BENGALURU: THE newly-formed Karnataka Lake Conservation and Development Authority (KLCDA) promises a new beginning — starting with removal of encroachments in Bellandur Lake in view of the recent flooding in south eastern parts of the city. However, ironically, KLCDA, which was constituted five months back, is severely short-staffed with just 14 personnel struggling to function as a regulatory authority against sanctioned strength of 96.
Unlike the toothless Lake Development Authority, which was an advisory body, the KLCDA is a regulatory authority, which can prevent and remove encroachments on water bodies as also restore, conserve and reclaim water bodies. It may be recalled the Karnataka Lake Conservation and Development Authority Act, 2014, came into force from March 2016. Apart from 89 lakes in the city, it has regulatory authority over waterbodies in 7 city corporations.
Speaking to Express, KLCDA CEO Vidya Sagar said, urban flooding seem to have become a regular phenomenon (even during normal rains) in some areas. “We are trying to address this and hope to make a beginning from Bellandur caused by encroachments of rajakaluves and non-functional storm water drains.
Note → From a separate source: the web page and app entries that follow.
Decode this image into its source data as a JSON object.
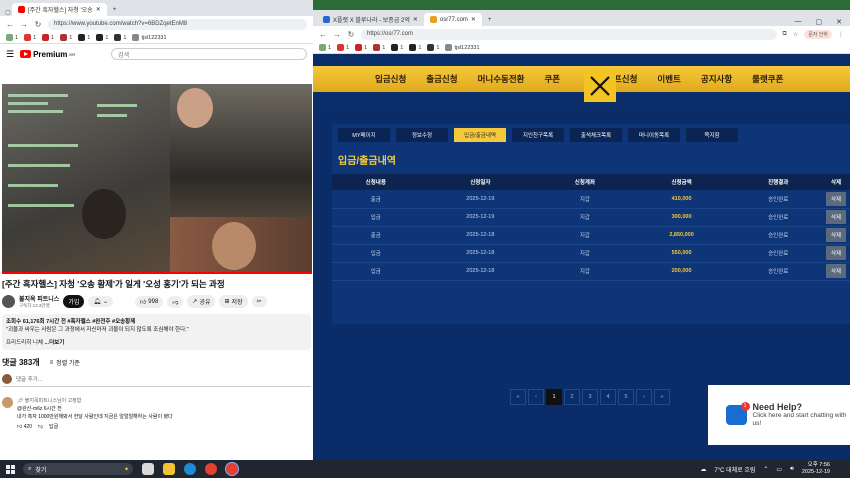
{
  "youtube_window": {
    "tabs": [
      {
        "label": "[주간 흑자헬스] 자청 '오송",
        "active": true
      },
      {
        "label": "+",
        "active": false
      }
    ],
    "url": "https://www.youtube.com/watch?v=6BDZqetEnM8",
    "bookmarks": [
      "1",
      "1",
      "1",
      "1",
      "1",
      "1",
      "1",
      "tjsl122331"
    ],
    "logo": "Premium",
    "logo_sup": "KR",
    "search_placeholder": "검색",
    "video_title": "[주간 흑자헬스] 자청 '오송 황제'가 일게 '오성 홍기'가 되는 과정",
    "channel_name": "불지옥 피트니스",
    "subscribers": "구독자 13.3만명",
    "join_label": "가입",
    "like_count": "998",
    "share_label": "공유",
    "save_label": "저장",
    "desc_meta": "조회수 61,176회 7시간 전 #흑자헬스 #완전주 #오송황제",
    "desc_line": "\"괴물과 싸우는 사람은 그 과정에서 자신마저 괴물이 되지 않도록 조심해야 한다.\"",
    "desc_more_label": "...더보기",
    "desc_owner": "프리드리히 니체",
    "comments_count": "댓글 383개",
    "sort_label": "정렬 기준",
    "add_comment_placeholder": "댓글 추가...",
    "pinned_by": "불지옥피트니스님이 고정함",
    "comment_author": "@완산-m6z 6시간 전",
    "comment_text": "내가 흑자 1000만원해봐서 한달 사람인데 지금은 얼얼얼해하는 사람이 됐다",
    "comment_likes": "420",
    "reply_label": "답글"
  },
  "site_window": {
    "tabs": [
      {
        "label": "X플랫 X 블루나라 - 보증금 2억",
        "active": false
      },
      {
        "label": "osr77.com",
        "active": true
      },
      {
        "label": "+",
        "active": false
      }
    ],
    "url": "https://osr77.com",
    "bookmarks": [
      "1",
      "1",
      "1",
      "1",
      "1",
      "1",
      "1",
      "tjsl122331"
    ],
    "profile_label": "문자 안하",
    "nav_items": [
      "입금신청",
      "출금신청",
      "머니수동전환",
      "쿠폰",
      "콤프신청",
      "이벤트",
      "공지사항",
      "룰렛쿠폰"
    ],
    "sub_tabs": [
      "MY페이지",
      "정보수정",
      "입금/출금내역",
      "지인친구목록",
      "출석체크목록",
      "머니이동목록",
      "쪽지함"
    ],
    "active_sub_tab": 2,
    "panel_title": "입금/출금내역",
    "table_headers": [
      "신청내용",
      "신청일자",
      "신청계좌",
      "신청금액",
      "진행결과",
      "삭제"
    ],
    "rows": [
      [
        "출금",
        "2025-12-19",
        "지갑",
        "410,000",
        "승인완료",
        "삭제"
      ],
      [
        "입금",
        "2025-12-19",
        "지갑",
        "300,000",
        "승인완료",
        "삭제"
      ],
      [
        "출금",
        "2025-12-18",
        "지갑",
        "2,850,000",
        "승인완료",
        "삭제"
      ],
      [
        "입금",
        "2025-12-18",
        "지갑",
        "550,000",
        "승인완료",
        "삭제"
      ],
      [
        "입금",
        "2025-12-18",
        "지갑",
        "200,000",
        "승인완료",
        "삭제"
      ]
    ],
    "pager": [
      "«",
      "‹",
      "1",
      "2",
      "3",
      "4",
      "5",
      "›",
      "»"
    ],
    "active_page": 2
  },
  "help_widget": {
    "badge": "1",
    "title": "Need Help?",
    "text": "Click here and start chatting with us!"
  },
  "taskbar": {
    "search_label": "찾기",
    "weather": "7°C 대체로 흐림",
    "time": "오후 7:56",
    "date": "2025-12-19"
  },
  "colors": {
    "site_bg": "#0b2e6b",
    "accent_gold": "#f5c93a",
    "youtube_red": "#ff0000"
  }
}
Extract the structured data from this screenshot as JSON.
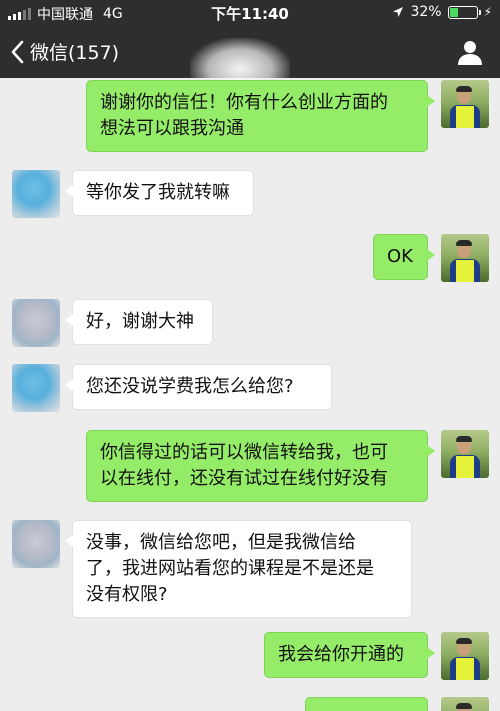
{
  "status_bar": {
    "carrier": "中国联通",
    "network": "4G",
    "time": "下午11:40",
    "battery_percent": "32%",
    "battery_level": 0.32
  },
  "nav": {
    "back_label": "微信(157)",
    "back_icon": "chevron-left-icon",
    "profile_icon": "person-icon"
  },
  "colors": {
    "bubble_self": "#95ec69",
    "bubble_other": "#ffffff",
    "bar": "#2e2e2e",
    "background": "#ededed"
  },
  "messages": [
    {
      "from": "self",
      "lines": [
        "谢谢你的信任！你有什么创业方面的",
        "想法可以跟我沟通"
      ]
    },
    {
      "from": "other",
      "lines": [
        "等你发了我就转嘛"
      ]
    },
    {
      "from": "self",
      "lines": [
        "OK"
      ]
    },
    {
      "from": "other",
      "lines": [
        "好，谢谢大神"
      ]
    },
    {
      "from": "other",
      "lines": [
        "您还没说学费我怎么给您?"
      ]
    },
    {
      "from": "self",
      "lines": [
        "你信得过的话可以微信转给我，也可",
        "以在线付，还没有试过在线付好没有"
      ]
    },
    {
      "from": "other",
      "lines": [
        "没事，微信给您吧，但是我微信给",
        "了，我进网站看您的课程是不是还是",
        "没有权限?"
      ]
    },
    {
      "from": "self",
      "lines": [
        "我会给你开通的"
      ]
    },
    {
      "from": "self",
      "lines": [
        ""
      ]
    }
  ]
}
The others will follow.”
All the custodial agencies are different for different lakes — if some are under BBMP, some are under BDA,while others under minor irrigation.
Regarding mapping of water bodies in the state, Vidya Sagar added, “Only 40 per cent with GIS support has to be done. Our first responsibility is get them declared as wetlands under GOI regulations. Otherwise, with land use patterns changing very fast, they may vanish,”
For the process of appointment of Lake Wardens for lake Watch Committees, people can now directly apply to the authority. He added, “Anybody can enrol for this just by e-filing and we want people to come forward in conservation of the lakes.”
However, Water experts say KLCDA is still grappling with a major issue — whether they are an implementing or monitoring body and this confusion has to be addressed first. The purpose for which this body was formed is yet to take shape what with innumerable agencies responsible for the upkeep, maintenance and protection of tanks and lakes.
Kshitij Urs, People’s Campaign for Right to Water adds, “The present staff are not clear about their role — do they have to monitor the functioning of BBMP and BDA under whose jurisdiction most lakes are.”
Urs elaborates, “There are a lot of issues before the authority. Just before the new law was enacted, the High Court directed the formation of the District Lake Protection Committees in every district. Now in this event, how will the law and the KLCDA coordinate with district lake committees. Although the government has been sensible enough to formulate a good law after the white paper by the Koliwad committee, there are some issues which needs to be addressed immediately.”